[App and web page records]
○ ○ ○ ○

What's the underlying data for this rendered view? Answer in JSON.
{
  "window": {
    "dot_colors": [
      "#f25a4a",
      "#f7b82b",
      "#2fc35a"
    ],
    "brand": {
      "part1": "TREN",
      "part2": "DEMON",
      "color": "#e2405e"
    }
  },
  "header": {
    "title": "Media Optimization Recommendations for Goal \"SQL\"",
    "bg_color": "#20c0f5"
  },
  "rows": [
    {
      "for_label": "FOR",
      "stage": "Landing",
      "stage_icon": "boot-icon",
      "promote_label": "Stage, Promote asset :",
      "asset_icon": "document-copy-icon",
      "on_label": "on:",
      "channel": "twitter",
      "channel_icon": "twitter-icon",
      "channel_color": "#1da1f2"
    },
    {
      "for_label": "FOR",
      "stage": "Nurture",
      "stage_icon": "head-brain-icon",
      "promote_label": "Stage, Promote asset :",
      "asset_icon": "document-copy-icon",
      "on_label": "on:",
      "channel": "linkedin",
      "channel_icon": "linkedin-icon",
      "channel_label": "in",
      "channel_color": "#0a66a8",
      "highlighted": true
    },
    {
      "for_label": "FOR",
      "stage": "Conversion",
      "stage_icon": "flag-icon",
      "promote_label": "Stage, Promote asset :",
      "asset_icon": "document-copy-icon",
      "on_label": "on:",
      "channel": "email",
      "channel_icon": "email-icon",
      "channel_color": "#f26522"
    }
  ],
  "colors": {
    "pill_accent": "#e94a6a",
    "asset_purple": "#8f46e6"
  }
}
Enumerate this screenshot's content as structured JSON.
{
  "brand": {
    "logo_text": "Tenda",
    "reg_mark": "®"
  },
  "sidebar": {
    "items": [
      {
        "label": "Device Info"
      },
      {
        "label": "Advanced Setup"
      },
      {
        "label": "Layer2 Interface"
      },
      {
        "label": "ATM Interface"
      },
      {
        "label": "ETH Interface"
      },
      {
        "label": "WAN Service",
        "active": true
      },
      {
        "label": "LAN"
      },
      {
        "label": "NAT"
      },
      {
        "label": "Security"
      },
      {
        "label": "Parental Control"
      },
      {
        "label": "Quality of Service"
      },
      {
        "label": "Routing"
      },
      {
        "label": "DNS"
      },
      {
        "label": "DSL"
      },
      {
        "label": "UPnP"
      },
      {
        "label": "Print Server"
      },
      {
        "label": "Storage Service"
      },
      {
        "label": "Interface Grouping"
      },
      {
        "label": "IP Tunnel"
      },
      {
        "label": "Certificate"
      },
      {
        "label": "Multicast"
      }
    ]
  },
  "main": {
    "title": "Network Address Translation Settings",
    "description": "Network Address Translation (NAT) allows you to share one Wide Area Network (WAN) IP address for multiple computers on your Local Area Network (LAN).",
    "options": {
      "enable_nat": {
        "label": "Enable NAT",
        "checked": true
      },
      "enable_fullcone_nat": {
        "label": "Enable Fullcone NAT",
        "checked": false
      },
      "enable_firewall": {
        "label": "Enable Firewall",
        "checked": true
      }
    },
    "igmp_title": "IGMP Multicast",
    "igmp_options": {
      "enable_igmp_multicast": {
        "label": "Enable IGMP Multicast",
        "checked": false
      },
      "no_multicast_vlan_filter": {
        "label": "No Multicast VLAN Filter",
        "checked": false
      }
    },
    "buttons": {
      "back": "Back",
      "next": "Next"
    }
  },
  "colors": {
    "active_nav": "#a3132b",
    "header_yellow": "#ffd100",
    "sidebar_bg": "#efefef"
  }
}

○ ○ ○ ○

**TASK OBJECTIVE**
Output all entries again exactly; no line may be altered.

**EXERCISE OUTPUT**
What's the underlying data for this rendered view? Answer in JSON.
{
  "window": {
    "dot_colors": [
      "#f25a4a",
      "#f7b82b",
      "#2fc35a"
    ],
    "brand": {
      "part1": "TREN",
      "part2": "DEMON",
      "color": "#e2405e"
    }
  },
  "header": {
    "title": "Media Optimization Recommendations for Goal \"SQL\"",
    "bg_color": "#20c0f5"
  },
  "rows": [
    {
      "for_label": "FOR",
      "stage": "Landing",
      "stage_icon": "boot-icon",
      "promote_label": "Stage, Promote asset :",
      "asset_icon": "document-copy-icon",
      "on_label": "on:",
      "channel": "twitter",
      "channel_icon": "twitter-icon",
      "channel_color": "#1da1f2"
    },
    {
      "for_label": "FOR",
      "stage": "Nurture",
      "stage_icon": "head-brain-icon",
      "promote_label": "Stage, Promote asset :",
      "asset_icon": "document-copy-icon",
      "on_label": "on:",
      "channel": "linkedin",
      "channel_icon": "linkedin-icon",
      "channel_label": "in",
      "channel_color": "#0a66a8",
      "highlighted": true
    },
    {
      "for_label": "FOR",
      "stage": "Conversion",
      "stage_icon": "flag-icon",
      "promote_label": "Stage, Promote asset :",
      "asset_icon": "document-copy-icon",
      "on_label": "on:",
      "channel": "email",
      "channel_icon": "email-icon",
      "channel_color": "#f26522"
    }
  ],
  "colors": {
    "pill_accent": "#e94a6a",
    "asset_purple": "#8f46e6"
  }
}
Enumerate this screenshot's content as structured JSON.
{
  "brand": {
    "logo_text": "Tenda",
    "reg_mark": "®"
  },
  "sidebar": {
    "items": [
      {
        "label": "Device Info"
      },
      {
        "label": "Advanced Setup"
      },
      {
        "label": "Layer2 Interface"
      },
      {
        "label": "ATM Interface"
      },
      {
        "label": "ETH Interface"
      },
      {
        "label": "WAN Service",
        "active": true
      },
      {
        "label": "LAN"
      },
      {
        "label": "NAT"
      },
      {
        "label": "Security"
      },
      {
        "label": "Parental Control"
      },
      {
        "label": "Quality of Service"
      },
      {
        "label": "Routing"
      },
      {
        "label": "DNS"
      },
      {
        "label": "DSL"
      },
      {
        "label": "UPnP"
      },
      {
        "label": "Print Server"
      },
      {
        "label": "Storage Service"
      },
      {
        "label": "Interface Grouping"
      },
      {
        "label": "IP Tunnel"
      },
      {
        "label": "Certificate"
      },
      {
        "label": "Multicast"
      }
    ]
  },
  "main": {
    "title": "Network Address Translation Settings",
    "description": "Network Address Translation (NAT) allows you to share one Wide Area Network (WAN) IP address for multiple computers on your Local Area Network (LAN).",
    "options": {
      "enable_nat": {
        "label": "Enable NAT",
        "checked": true
      },
      "enable_fullcone_nat": {
        "label": "Enable Fullcone NAT",
        "checked": false
      },
      "enable_firewall": {
        "label": "Enable Firewall",
        "checked": true
      }
    },
    "igmp_title": "IGMP Multicast",
    "igmp_options": {
      "enable_igmp_multicast": {
        "label": "Enable IGMP Multicast",
        "checked": false
      },
      "no_multicast_vlan_filter": {
        "label": "No Multicast VLAN Filter",
        "checked": false
      }
    },
    "buttons": {
      "back": "Back",
      "next": "Next"
    }
  },
  "colors": {
    "active_nav": "#a3132b",
    "header_yellow": "#ffd100",
    "sidebar_bg": "#efefef"
  }
}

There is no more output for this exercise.